Mention kegerators to most folks, and their minds will descend into dark man caves and college parties, where jerry-rigged refrigerators dispensed cheap, forgettable drafts. That notion is as outdated as a Spuds MacKenzie commercial. As homebrewers and craft brewers continue to elevate beer's standing, kegerators have left basements and garages and begun perching in kitchens and living rooms across the country.
Twenty years ago, about the only kegs most Americans could buy were mainstream lagers.
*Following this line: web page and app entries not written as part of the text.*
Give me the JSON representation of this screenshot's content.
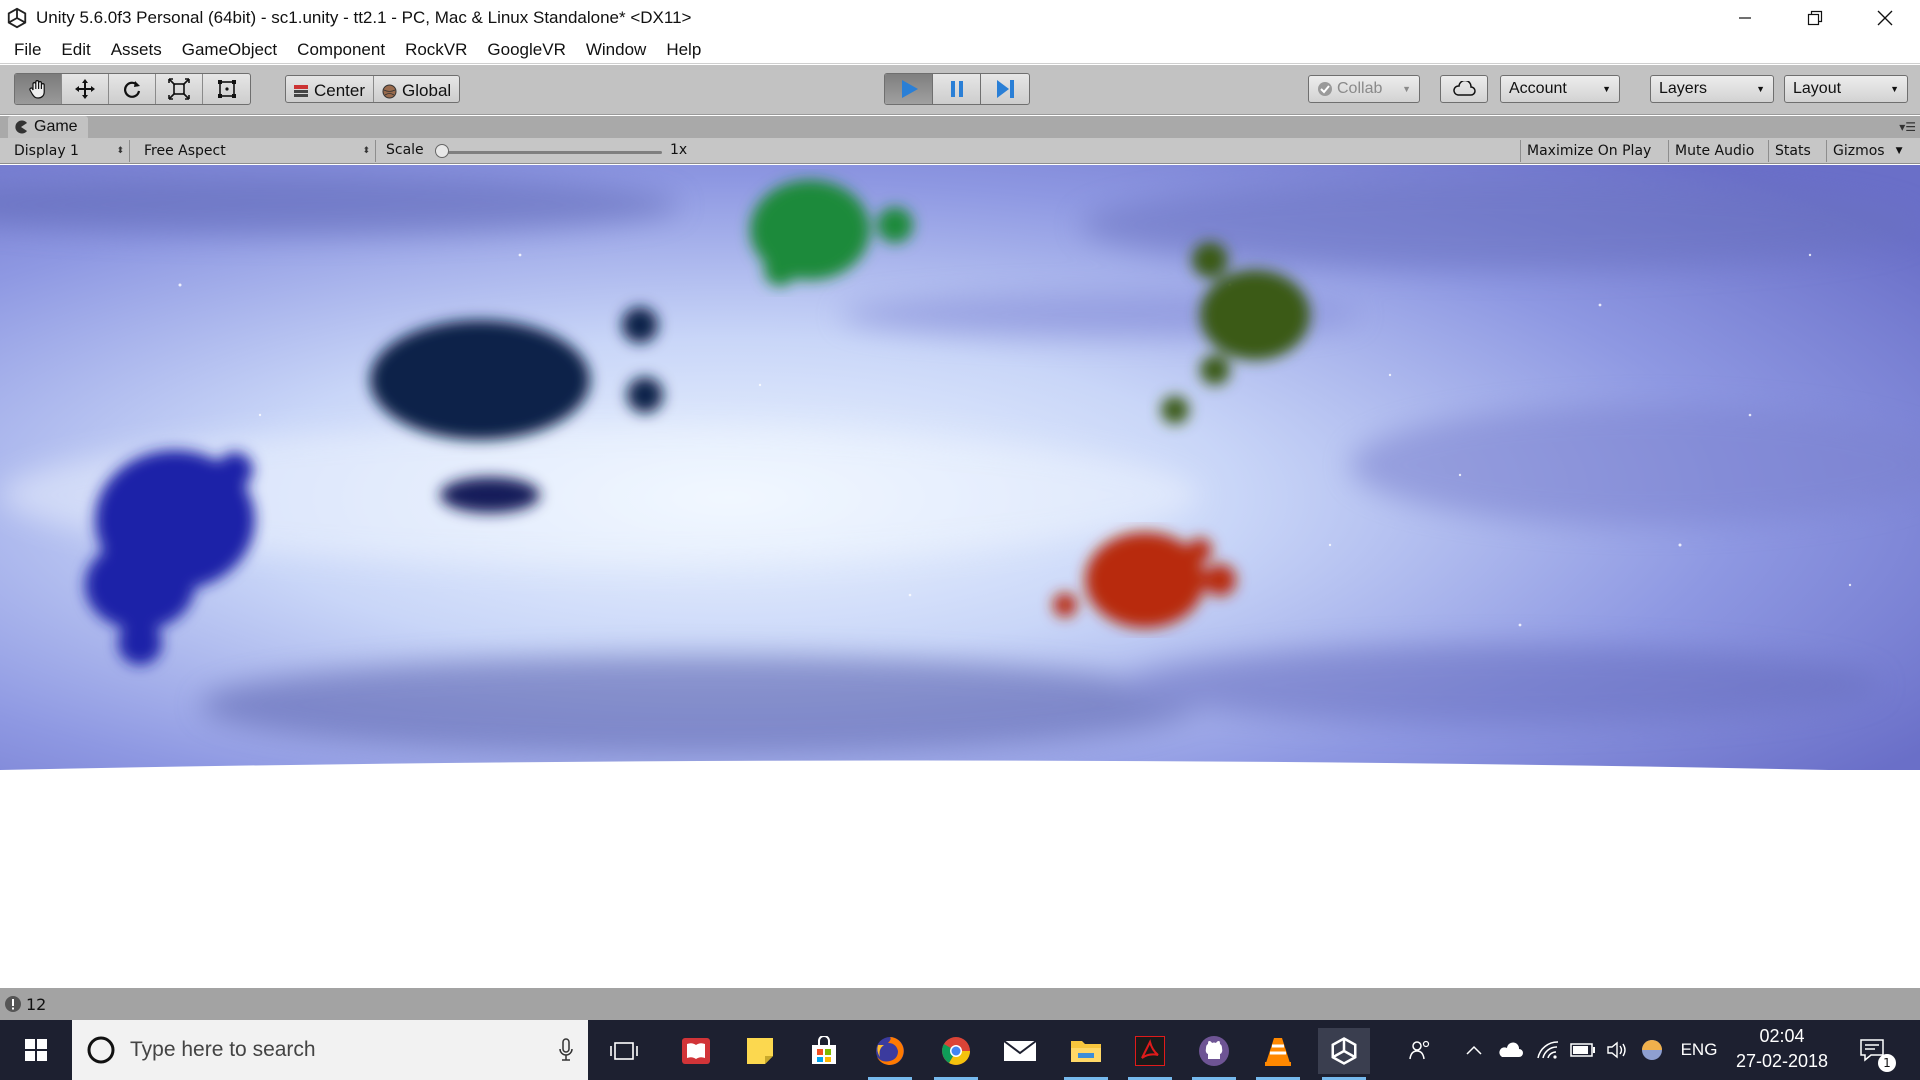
{
  "window": {
    "title": "Unity 5.6.0f3 Personal (64bit) - sc1.unity - tt2.1 - PC, Mac & Linux Standalone* <DX11>"
  },
  "menu": {
    "items": [
      "File",
      "Edit",
      "Assets",
      "GameObject",
      "Component",
      "RockVR",
      "GoogleVR",
      "Window",
      "Help"
    ]
  },
  "toolbar": {
    "transform_tools": [
      "hand-icon",
      "move-icon",
      "rotate-icon",
      "scale-icon",
      "rect-tool-icon"
    ],
    "pivot_label": "Center",
    "space_label": "Global",
    "play_active": true,
    "collab_label": "Collab",
    "account_label": "Account",
    "layers_label": "Layers",
    "layout_label": "Layout"
  },
  "game_tab": {
    "label": "Game"
  },
  "game_controls": {
    "display": "Display 1",
    "aspect": "Free Aspect",
    "scale_label": "Scale",
    "scale_value": "1x",
    "scale_level": 0,
    "maximize_label": "Maximize On Play",
    "mute_label": "Mute Audio",
    "stats_label": "Stats",
    "gizmos_label": "Gizmos"
  },
  "status": {
    "count": "12"
  },
  "taskbar": {
    "search_placeholder": "Type here to search",
    "apps": [
      "task-view-icon",
      "reader-icon",
      "sticky-notes-icon",
      "store-icon",
      "firefox-icon",
      "chrome-icon",
      "mail-icon",
      "file-explorer-icon",
      "acrobat-icon",
      "github-icon",
      "vlc-icon",
      "unity-icon"
    ],
    "language": "ENG",
    "time": "02:04",
    "date": "27-02-2018",
    "notification_count": "1"
  },
  "colors": {
    "accent_blue": "#2a7fd6",
    "editor_grey": "#c2c2c2",
    "taskbar_bg": "#1d2030"
  }
}
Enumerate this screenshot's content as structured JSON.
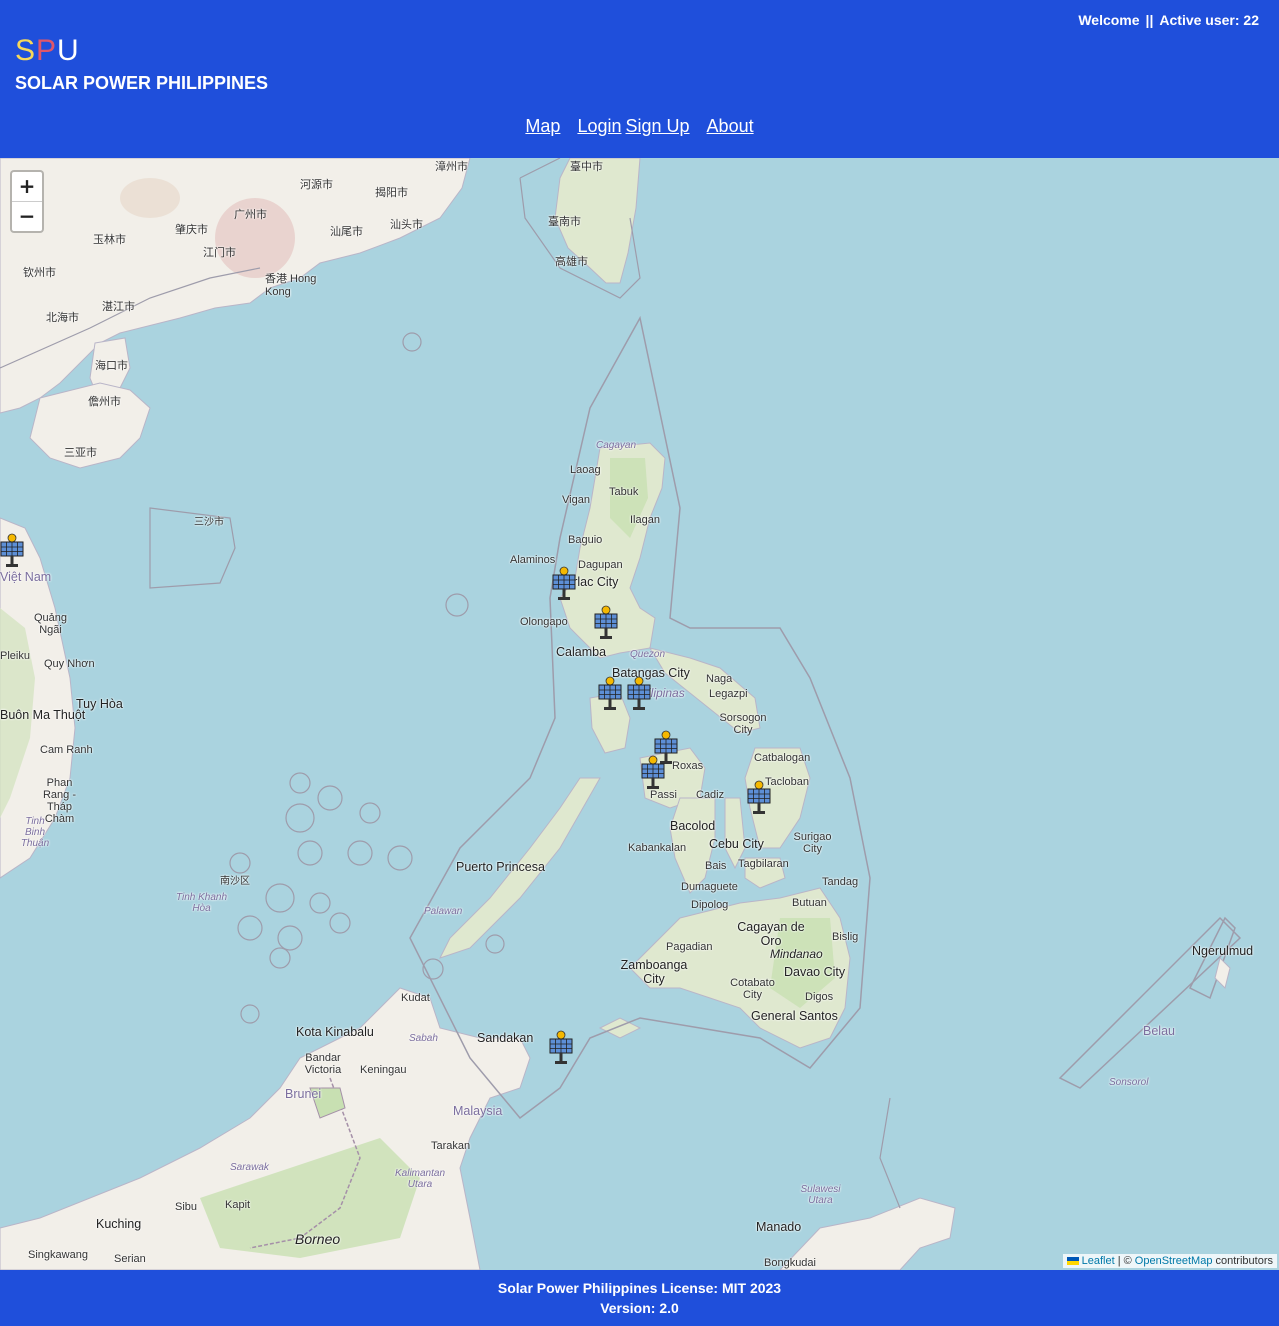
{
  "header": {
    "welcome": "Welcome",
    "separator": "||",
    "active_user": "Active user: 22",
    "logo": {
      "s": "S",
      "p": "P",
      "u": "U"
    },
    "brand_title": "SOLAR POWER PHILIPPINES",
    "nav": {
      "map": "Map",
      "login": "Login",
      "signup": "Sign Up",
      "about": "About"
    }
  },
  "map": {
    "zoom_in": "+",
    "zoom_out": "−",
    "attribution": {
      "leaflet": "Leaflet",
      "sep": "| ©",
      "osm": "OpenStreetMap",
      "contributors": "contributors"
    },
    "places": [
      "河源市",
      "揭阳市",
      "汕头市",
      "汕尾市",
      "广州市",
      "肇庆市",
      "江门市",
      "香港 Hong Kong",
      "玉林市",
      "钦州市",
      "湛江市",
      "北海市",
      "海口市",
      "儋州市",
      "三亚市",
      "三沙市",
      "臺南市",
      "高雄市",
      "漳州市",
      "臺中市",
      "Cagayan",
      "Laoag",
      "Tabuk",
      "Vigan",
      "Ilagan",
      "Baguio",
      "Alaminos",
      "Dagupan",
      "Tarlac City",
      "Olongapo",
      "Calamba",
      "Batangas City",
      "Naga",
      "Legazpi",
      "Sorsogon City",
      "Catbalogan",
      "Tacloban",
      "Roxas",
      "Passi",
      "Cadiz",
      "Bacolod",
      "Kabankalan",
      "Cebu City",
      "Bais",
      "Tagbilaran",
      "Dumaguete",
      "Surigao City",
      "Tandag",
      "Butuan",
      "Dipolog",
      "Pagadian",
      "Cagayan de Oro",
      "Bislig",
      "Zamboanga City",
      "Cotabato City",
      "Davao City",
      "Digos",
      "General Santos",
      "Puerto Princesa",
      "Palawan",
      "Kota Kinabalu",
      "Kudat",
      "Sandakan",
      "Bandar Victoria",
      "Keningau",
      "Brunei",
      "Malaysia",
      "Tarakan",
      "Sarawak",
      "Kapit",
      "Sibu",
      "Kuching",
      "Serian",
      "Singkawang",
      "Borneo",
      "Manado",
      "Bongkudai",
      "Ngerulmud",
      "Belau",
      "Sonsorol",
      "Việt Nam",
      "Quảng Ngãi",
      "Pleiku",
      "Quy Nhơn",
      "Tuy Hòa",
      "Buôn Ma Thuột",
      "Cam Ranh",
      "Phan Rang - Tháp Chàm",
      "Tinh Binh Thuận",
      "Tinh Khanh Hòa",
      "南沙区",
      "Mindanao",
      "Kalimantan Utara",
      "Sulawesi Utara",
      "Sabah",
      "Quezon",
      "Pilipinas"
    ],
    "markers": [
      "solar-marker",
      "solar-marker",
      "solar-marker",
      "solar-marker",
      "solar-marker",
      "solar-marker",
      "solar-marker",
      "solar-marker",
      "solar-marker",
      "solar-marker"
    ]
  },
  "footer": {
    "license": "Solar Power Philippines License: MIT 2023",
    "version": "Version: 2.0"
  },
  "colors": {
    "header_bg": "#1f4fdb",
    "water": "#aad3df",
    "land": "#f2efe9",
    "forest": "#c8e0b2",
    "border": "#9e9cab"
  }
}
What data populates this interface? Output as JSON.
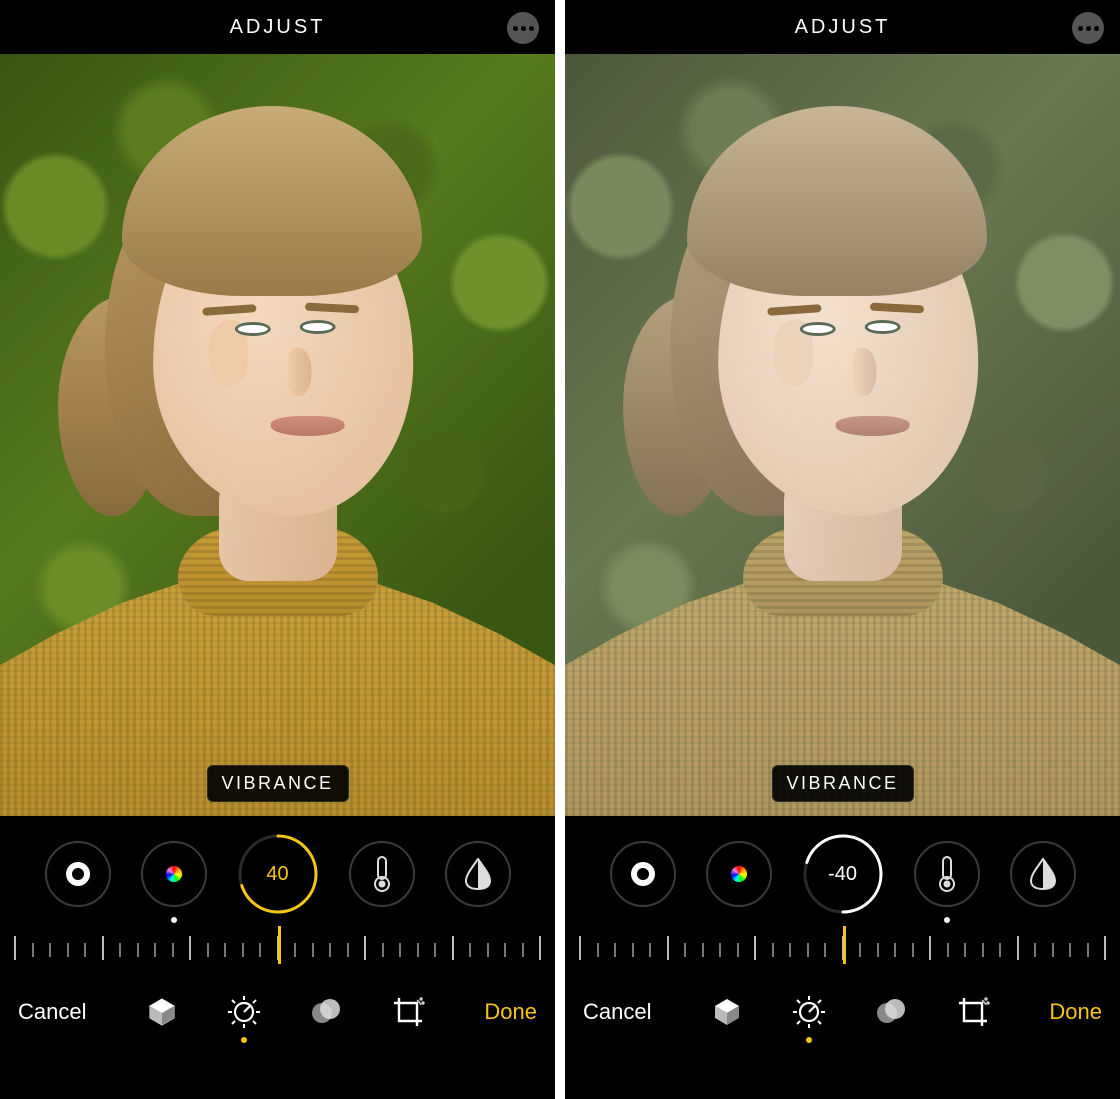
{
  "panes": [
    {
      "header": {
        "title": "ADJUST"
      },
      "param_label": "VIBRANCE",
      "active_value": "40",
      "active_value_color": "accent",
      "ring": {
        "progress": 0.7,
        "direction": "cw",
        "color": "#f5c518"
      },
      "indicator_percent": 50,
      "edited_dot_index": 1,
      "dials": [
        "contrast",
        "saturation",
        "vibrance",
        "warmth",
        "tint"
      ],
      "footer": {
        "cancel": "Cancel",
        "done": "Done",
        "active_tool": "adjust"
      }
    },
    {
      "header": {
        "title": "ADJUST"
      },
      "param_label": "VIBRANCE",
      "active_value": "-40",
      "active_value_color": "white",
      "ring": {
        "progress": 0.7,
        "direction": "ccw",
        "color": "#ffffff"
      },
      "indicator_percent": 50,
      "edited_dot_index": 3,
      "dials": [
        "contrast",
        "saturation",
        "vibrance",
        "warmth",
        "tint"
      ],
      "footer": {
        "cancel": "Cancel",
        "done": "Done",
        "active_tool": "adjust"
      }
    }
  ],
  "icons": {
    "contrast": "contrast-icon",
    "saturation": "saturation-icon",
    "vibrance": "vibrance-icon",
    "warmth": "warmth-icon",
    "tint": "tint-icon"
  },
  "colors": {
    "accent": "#f5c518",
    "bg": "#000000",
    "text": "#ffffff"
  }
}
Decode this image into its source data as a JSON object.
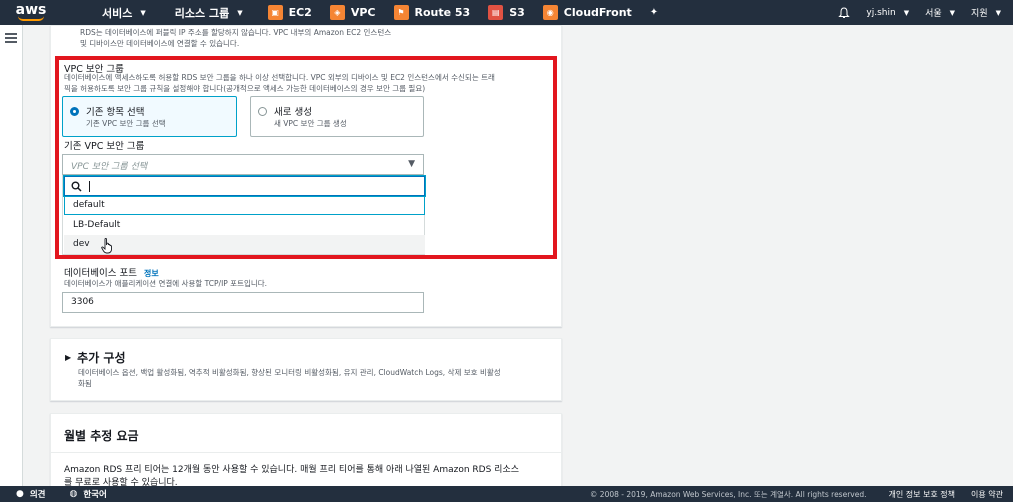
{
  "nav": {
    "logo": "aws",
    "services": "서비스",
    "resource_groups": "리소스 그룹",
    "pins": [
      {
        "label": "EC2",
        "icon": "ec2-icon",
        "color": "#f58534"
      },
      {
        "label": "VPC",
        "icon": "vpc-icon",
        "color": "#f58534"
      },
      {
        "label": "Route 53",
        "icon": "route53-icon",
        "color": "#f58534"
      },
      {
        "label": "S3",
        "icon": "s3-icon",
        "color": "#e05243"
      },
      {
        "label": "CloudFront",
        "icon": "cloudfront-icon",
        "color": "#f58534"
      }
    ],
    "user": "yj.shin",
    "region": "서울",
    "support": "지원"
  },
  "main": {
    "intro_text": "RDS는 데이터베이스에 퍼블릭 IP 주소를 할당하지 않습니다. VPC 내부의 Amazon EC2 인스턴스\n및 디바이스만 데이터베이스에 연결할 수 있습니다.",
    "sg": {
      "title": "VPC 보안 그룹",
      "desc": "데이터베이스에 액세스하도록 허용할 RDS 보안 그룹을 하나 이상 선택합니다. VPC 외부의 디바이스 및 EC2 인스턴스에서 수신되는 트래\n픽을 허용하도록 보안 그룹 규칙을 설정해야 합니다(공개적으로 액세스 가능한 데이터베이스의 경우 보안 그룹 필요)",
      "options": [
        {
          "title": "기존 항목 선택",
          "desc": "기존 VPC 보안 그룹 선택",
          "selected": true
        },
        {
          "title": "새로 생성",
          "desc": "새 VPC 보안 그룹 생성",
          "selected": false
        }
      ],
      "existing_label": "기존 VPC 보안 그룹",
      "select_placeholder": "VPC 보안 그룹 선택",
      "search_value": "",
      "dropdown_items": [
        "default",
        "LB-Default",
        "dev"
      ]
    },
    "port": {
      "label": "데이터베이스 포트",
      "info": "정보",
      "desc": "데이터베이스가 애플리케이션 연결에 사용할 TCP/IP 포트입니다.",
      "value": "3306"
    },
    "additional": {
      "title": "추가 구성",
      "desc": "데이터베이스 옵션, 백업 활성화됨, 역추적 비활성화됨, 향상된 모니터링 비활성화됨, 유지 관리, CloudWatch Logs, 삭제 보호 비활성\n화됨"
    },
    "cost": {
      "title": "월별 추정 요금",
      "desc": "Amazon RDS 프리 티어는 12개월 동안 사용할 수 있습니다. 매월 프리 티어를 통해 아래 나열된 Amazon RDS 리소스\n를 무료로 사용할 수 있습니다."
    }
  },
  "footer": {
    "feedback": "의견",
    "language": "한국어",
    "copyright": "© 2008 - 2019, Amazon Web Services, Inc. 또는 계열사. All rights reserved.",
    "privacy": "개인 정보 보호 정책",
    "terms": "이용 약관"
  },
  "colors": {
    "highlight": "#e2161e",
    "nav_bg": "#232f3e",
    "accent": "#0073bb"
  }
}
What was the thrill in serving Bud? Today, the U.S. boasts more than 3,400 breweries turning out coffee-infused stouts, lemongrass-spiced wheat beers, and citrusy IPAs.
"Maybe you start with a growler and realize, I could get a keg of this," says Andy Sparhawk, the craft beer program coordinator for the Brewers Association, which keeps a three-tap kegerator in its Boulder, CO, office. Beyond flavor, the benefits are that the beer is about half as expensive as bottles or cans and, should you buy from the brewery, incredibly fresh.
"If done correctly, draft beer is the best way to enjoy beer, particularly in the comfort of your own home," says Sparhawk, who also keeps a kegerator in his home.
There are two paths to installing a beer-serving system in your home. First, conversion kits will allow you to transform a chest freezer or minifridge into a DIY kegerator. Very basic kits begin at around $50 (not including refrigerator cost), and installation can usually be completed in an afternoon. Of course, this requires you to be handy with tools.
The easier, though costlier, route is purchasing a preassembled kegerator. Budget models begin at around $500, but you get what you pay for, says Mike Goodwin, the marketing manager for draft beer experts Micro Matic. Less-expensive units lack a blower that circulates chilled air, keeping the draft tower cold. "When hot air rises, it'll go straight into the tower," Goodwin says. "Your first glass of beer will be foamy."
Commercial-grade kegerators such as Micro Matic's start at around $1,800, depending on bells and whistles. You'll also want to pay close attention to capacity. "Too much space is not a problem," Hobson says. "Too little space is a problem." If you can spare the square footage, buy a kegerator that can hold a half-barrel, which contains 15.5 gallons of beer -- that's more than 120 16-ounce servings. In the same fridge you could fit four sixtels, or one-sixth of a barrel of beer. (That's a bit more than 5 gallons.)
"With all the craft beer available and smaller kegs, a number of people are putting on multitaps at home," Sparhawk says. "The variety out there is part of the fun." With fun comes responsibility. To keep pumping out brewery-fresh beer, you should clean taps and lines every two weeks, which is the recommended bar regimen.
"No one's going to want to enjoy your beer if it has something growing in it," Sparhawk says.
Bacterial growth? That's bad. Growing options in the home-beer market? That's great. Recently, inventors and entrepreneurs have started rolling out tech-savvy draft beer systems such as PicoBrew's KegSmarts. The company -- which also created an automated homebrewing system -- raised $226,559 on a Kickstarter campaign for a Wi-Fi-equipped kegerator that provides a beer's specs, tracks keg levels, and precisely tweaks temperatures.
For space-crunched drinkers, Steve Young founded Synek, a single-gallon draft system that sits on your countertop. "We didn't want it confined to a basement, man cave, or garage," Young says of Synek, which netted nearly $650,000 on Kickstarter and will roll out in early summer with 10,000 units spread across 35 cities. The system ditches kegs for vacuum-sealed pouches of brewery-filled beer that are easily swapped out.
"Unlike a kegerator, you don't have to drink 300 of the same beer," Young says. "You can drink whatever you want."
Well, almost anything. "We have definitely not heard an avid Anheuser-Busch beer drinker say, 'I want to get Budweiser on my countertop,'" Young says. "This is a product that was made for craft breweries and for craft beer."